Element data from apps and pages
····················
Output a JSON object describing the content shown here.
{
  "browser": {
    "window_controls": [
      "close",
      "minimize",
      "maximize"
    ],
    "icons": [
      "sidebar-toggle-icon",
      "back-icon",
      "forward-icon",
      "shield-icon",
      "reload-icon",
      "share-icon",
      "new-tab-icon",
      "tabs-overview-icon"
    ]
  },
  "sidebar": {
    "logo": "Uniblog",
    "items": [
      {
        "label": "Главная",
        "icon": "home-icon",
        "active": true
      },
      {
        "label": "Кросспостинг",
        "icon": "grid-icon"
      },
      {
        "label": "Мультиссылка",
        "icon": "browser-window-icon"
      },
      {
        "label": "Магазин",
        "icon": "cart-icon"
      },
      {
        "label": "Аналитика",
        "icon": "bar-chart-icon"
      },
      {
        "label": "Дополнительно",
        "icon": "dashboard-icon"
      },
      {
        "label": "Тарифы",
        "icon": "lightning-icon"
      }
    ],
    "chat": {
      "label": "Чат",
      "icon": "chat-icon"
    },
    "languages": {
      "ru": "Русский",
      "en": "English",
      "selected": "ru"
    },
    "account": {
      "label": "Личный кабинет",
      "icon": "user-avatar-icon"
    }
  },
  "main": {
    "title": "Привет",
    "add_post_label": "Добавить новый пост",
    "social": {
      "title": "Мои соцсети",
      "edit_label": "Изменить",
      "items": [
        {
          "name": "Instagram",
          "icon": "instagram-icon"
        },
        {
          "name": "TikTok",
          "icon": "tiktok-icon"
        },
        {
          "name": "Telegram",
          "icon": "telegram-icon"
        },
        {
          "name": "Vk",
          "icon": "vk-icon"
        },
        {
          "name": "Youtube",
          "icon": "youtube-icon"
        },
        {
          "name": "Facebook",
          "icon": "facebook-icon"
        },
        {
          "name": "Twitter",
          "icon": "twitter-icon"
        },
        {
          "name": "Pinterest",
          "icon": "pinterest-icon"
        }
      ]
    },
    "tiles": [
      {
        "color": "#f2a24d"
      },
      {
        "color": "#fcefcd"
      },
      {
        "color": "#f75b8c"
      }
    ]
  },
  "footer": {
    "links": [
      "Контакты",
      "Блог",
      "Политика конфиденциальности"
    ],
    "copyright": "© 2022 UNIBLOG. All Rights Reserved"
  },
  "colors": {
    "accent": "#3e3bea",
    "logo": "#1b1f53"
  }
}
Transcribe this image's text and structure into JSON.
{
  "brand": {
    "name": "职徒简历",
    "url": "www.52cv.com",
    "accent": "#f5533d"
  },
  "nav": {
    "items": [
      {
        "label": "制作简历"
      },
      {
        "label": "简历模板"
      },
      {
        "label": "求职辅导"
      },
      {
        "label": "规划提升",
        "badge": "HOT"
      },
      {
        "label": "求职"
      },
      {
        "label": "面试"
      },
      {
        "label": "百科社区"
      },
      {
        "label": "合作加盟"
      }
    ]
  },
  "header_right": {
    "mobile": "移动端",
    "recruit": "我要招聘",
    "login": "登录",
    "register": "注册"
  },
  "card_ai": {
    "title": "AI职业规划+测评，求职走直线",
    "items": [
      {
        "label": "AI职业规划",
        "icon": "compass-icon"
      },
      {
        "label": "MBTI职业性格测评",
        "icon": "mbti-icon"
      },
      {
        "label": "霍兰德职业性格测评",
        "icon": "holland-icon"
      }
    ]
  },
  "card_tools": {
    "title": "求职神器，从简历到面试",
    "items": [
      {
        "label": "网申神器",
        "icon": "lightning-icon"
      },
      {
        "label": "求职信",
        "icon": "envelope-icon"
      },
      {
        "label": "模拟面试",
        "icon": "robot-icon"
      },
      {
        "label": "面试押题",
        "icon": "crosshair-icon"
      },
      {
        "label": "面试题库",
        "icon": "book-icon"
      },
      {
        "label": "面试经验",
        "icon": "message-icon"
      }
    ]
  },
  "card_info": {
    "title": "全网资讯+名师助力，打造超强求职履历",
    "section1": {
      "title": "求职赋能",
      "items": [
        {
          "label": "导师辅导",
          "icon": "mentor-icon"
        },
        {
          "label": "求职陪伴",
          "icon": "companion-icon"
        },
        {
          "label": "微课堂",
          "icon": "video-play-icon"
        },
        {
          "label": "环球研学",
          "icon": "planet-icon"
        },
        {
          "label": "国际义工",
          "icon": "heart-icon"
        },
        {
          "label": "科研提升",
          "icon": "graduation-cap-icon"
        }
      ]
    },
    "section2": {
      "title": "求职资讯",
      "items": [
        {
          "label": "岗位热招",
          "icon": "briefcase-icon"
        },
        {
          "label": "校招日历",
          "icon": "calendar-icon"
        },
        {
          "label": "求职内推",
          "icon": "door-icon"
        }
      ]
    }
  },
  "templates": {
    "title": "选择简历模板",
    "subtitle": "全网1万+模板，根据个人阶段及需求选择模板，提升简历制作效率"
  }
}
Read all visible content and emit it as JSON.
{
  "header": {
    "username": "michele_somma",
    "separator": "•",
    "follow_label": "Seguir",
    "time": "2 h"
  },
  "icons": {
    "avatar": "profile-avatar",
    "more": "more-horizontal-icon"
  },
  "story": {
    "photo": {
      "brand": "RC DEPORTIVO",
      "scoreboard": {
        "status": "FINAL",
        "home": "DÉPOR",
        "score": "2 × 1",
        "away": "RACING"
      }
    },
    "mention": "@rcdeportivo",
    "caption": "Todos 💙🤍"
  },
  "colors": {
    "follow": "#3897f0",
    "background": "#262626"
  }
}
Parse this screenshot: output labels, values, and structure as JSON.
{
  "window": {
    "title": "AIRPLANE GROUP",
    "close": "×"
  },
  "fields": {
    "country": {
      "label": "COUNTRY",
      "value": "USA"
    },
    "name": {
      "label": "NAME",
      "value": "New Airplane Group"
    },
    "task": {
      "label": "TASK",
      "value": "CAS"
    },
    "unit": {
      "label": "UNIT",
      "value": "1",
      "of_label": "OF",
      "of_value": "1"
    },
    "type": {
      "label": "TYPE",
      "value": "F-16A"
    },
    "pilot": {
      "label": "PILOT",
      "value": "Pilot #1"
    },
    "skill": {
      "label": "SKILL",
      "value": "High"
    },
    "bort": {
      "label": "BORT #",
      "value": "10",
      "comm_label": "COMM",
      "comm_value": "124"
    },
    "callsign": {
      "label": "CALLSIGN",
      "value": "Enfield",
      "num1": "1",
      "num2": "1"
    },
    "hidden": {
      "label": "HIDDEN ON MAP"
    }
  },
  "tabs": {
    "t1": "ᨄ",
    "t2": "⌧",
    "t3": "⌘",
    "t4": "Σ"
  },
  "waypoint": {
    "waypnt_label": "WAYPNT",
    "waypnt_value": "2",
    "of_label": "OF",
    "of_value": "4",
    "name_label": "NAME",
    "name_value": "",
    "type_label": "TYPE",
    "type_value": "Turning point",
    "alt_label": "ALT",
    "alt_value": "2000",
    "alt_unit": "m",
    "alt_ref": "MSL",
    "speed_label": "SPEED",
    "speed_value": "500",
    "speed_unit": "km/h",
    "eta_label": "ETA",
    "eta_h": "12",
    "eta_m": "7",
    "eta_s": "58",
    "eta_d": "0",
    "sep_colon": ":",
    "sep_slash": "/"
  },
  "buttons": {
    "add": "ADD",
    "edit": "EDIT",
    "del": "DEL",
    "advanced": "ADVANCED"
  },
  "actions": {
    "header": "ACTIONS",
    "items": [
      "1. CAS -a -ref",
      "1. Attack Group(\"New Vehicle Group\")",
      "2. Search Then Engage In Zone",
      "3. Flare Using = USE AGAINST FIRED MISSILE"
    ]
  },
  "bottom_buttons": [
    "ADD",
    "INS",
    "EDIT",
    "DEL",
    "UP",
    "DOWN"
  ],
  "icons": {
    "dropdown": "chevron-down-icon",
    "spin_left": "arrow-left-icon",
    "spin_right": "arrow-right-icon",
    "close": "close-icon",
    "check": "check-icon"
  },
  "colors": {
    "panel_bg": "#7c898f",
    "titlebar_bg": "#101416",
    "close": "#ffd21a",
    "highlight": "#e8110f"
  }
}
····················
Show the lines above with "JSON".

Output a JSON object describing the content shown here.
Transcribe this image's text and structure into JSON.
Read all visible content and emit it as JSON.
Parse this screenshot: output labels, values, and structure as JSON.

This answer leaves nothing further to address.